If God decided to visit these Swedish programmes for the unemployed he would cry. The bureaucracy, boredom and agony that are built into these programmes and institutions are unbelievable. The vast majority of the participants had a hard time seeing any point in these day-care centres for adults. But if you think they are pointless you are very wrong; actually the lack of meaning is one of their most important purposes.
According to the employment office and the government, the purpose of these programmes is to fight against unemployment. However, this is wrong. Many critics claim instead that the purpose is to fight the unemployed. This isn't true either. The purpose is to fight the working class as a whole. I will try to explain how and why. For example, take this guy called Göran. He is 58 years old and totally uninterested in cooking when he is forced to join a chef-programme. He also knows that no restaurant will hire him when he is finished. At first I was puzzled about it; what was the reason for keeping him there? My basic attitude when I started was that the employment office do things to support the companies and that no company would hire him. After a while it became clear to me – the old git isn't being educated to work but to seek jobs i.e. to be unemployed. This a part of what a Marxist would call “the reproduction of the working class/work force”. Reproduction doesn't just mean the birth of new workers, but also to force the existing workers to their workplaces. The point of having many unemployed workers that is prepared to take any job puts a lot of pressure on the workers who actually hold a job. The ones who have a job are very aware of how you are treated by the employment office and that by itself is a good reason to shut up and do as your boss tells you. Another purpose of these programmes is the free labour that these companies is offered: they don´t have to pay for the actual work being performed and they don´t have to hire someone to do the work the students perform. This also means they don´t have to raise the low salaries of the kitchen slaves.

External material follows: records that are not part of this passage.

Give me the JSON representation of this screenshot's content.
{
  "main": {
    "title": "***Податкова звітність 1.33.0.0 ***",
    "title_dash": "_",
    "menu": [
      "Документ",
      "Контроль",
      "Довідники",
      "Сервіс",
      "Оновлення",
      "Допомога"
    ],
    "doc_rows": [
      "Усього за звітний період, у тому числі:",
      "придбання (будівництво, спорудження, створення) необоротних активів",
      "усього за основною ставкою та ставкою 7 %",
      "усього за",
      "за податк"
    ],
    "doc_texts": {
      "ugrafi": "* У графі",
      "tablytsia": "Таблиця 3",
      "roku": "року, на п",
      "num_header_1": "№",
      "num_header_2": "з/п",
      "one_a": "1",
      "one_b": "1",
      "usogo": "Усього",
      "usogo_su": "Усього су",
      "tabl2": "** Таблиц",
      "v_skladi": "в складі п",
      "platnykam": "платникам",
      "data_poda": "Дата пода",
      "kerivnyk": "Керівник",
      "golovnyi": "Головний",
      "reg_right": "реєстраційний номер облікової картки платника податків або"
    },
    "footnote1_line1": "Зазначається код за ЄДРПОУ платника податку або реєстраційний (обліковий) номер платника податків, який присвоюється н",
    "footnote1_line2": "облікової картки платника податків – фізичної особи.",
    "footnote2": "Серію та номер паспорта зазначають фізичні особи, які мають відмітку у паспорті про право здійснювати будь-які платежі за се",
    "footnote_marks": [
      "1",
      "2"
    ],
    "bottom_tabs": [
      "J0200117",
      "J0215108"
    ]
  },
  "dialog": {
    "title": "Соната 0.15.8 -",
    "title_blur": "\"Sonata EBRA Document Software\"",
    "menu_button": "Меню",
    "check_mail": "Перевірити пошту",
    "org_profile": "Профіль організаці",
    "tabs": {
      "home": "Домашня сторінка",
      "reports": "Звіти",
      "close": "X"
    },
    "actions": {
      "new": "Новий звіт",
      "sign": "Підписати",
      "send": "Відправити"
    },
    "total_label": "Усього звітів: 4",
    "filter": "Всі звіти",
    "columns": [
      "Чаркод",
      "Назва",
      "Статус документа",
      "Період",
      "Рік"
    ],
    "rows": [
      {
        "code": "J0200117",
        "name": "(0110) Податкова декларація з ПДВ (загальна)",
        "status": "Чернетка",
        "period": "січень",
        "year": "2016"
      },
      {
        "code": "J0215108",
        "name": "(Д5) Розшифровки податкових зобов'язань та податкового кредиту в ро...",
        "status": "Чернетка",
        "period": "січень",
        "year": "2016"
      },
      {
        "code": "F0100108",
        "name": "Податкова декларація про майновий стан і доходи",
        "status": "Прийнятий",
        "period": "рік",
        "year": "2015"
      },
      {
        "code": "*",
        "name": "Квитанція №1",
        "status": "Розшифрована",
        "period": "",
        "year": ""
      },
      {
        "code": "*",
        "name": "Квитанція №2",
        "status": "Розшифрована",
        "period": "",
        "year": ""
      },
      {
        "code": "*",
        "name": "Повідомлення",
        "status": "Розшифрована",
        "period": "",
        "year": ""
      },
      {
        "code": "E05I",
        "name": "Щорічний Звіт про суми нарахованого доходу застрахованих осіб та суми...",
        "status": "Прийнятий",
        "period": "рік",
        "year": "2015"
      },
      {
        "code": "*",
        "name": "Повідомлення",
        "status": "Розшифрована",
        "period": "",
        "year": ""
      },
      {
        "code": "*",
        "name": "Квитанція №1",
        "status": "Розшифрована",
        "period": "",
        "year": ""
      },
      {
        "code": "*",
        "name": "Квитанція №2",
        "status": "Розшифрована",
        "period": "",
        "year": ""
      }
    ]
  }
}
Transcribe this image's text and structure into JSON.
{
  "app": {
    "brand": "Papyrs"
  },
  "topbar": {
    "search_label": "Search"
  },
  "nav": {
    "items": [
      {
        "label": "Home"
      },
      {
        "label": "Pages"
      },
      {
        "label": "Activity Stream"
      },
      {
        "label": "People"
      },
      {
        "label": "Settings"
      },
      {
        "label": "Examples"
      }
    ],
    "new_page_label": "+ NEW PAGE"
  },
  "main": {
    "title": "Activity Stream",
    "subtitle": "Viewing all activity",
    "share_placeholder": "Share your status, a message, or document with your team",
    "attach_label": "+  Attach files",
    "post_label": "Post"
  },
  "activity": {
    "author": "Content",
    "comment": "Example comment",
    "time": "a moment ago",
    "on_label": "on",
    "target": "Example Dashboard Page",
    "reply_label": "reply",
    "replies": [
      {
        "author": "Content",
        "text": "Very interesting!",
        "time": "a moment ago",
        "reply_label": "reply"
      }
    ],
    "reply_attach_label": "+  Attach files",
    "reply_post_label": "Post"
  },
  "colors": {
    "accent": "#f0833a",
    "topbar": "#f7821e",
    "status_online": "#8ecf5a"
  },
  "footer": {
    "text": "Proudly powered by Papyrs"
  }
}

One of the main purposes of the education was to teach us to become workers, to “reproduce” us. Just because we were out of work we couldn't be allowed to forget to get up early in the morning and do some pointless task that we hated. Even though today that doesn't only mean blind obedience, we were supposed to learn the “norms and values” of the restaurant business; the customer is always right, no taking breaks during rush hours and etc. In the Swedish kitchens the norm is very few workers per kitchen, which means that it's more important to learn how to work independently than to take orders. However, to learn how to be a worker also means to learn how to struggle together with others. The conflicts during an education are not the same as the ones that take place during "real" work. Nevertheless, the conflicts at Lernia was harder than I had anticipated.
Kim Müller, Kämpa tillsammans!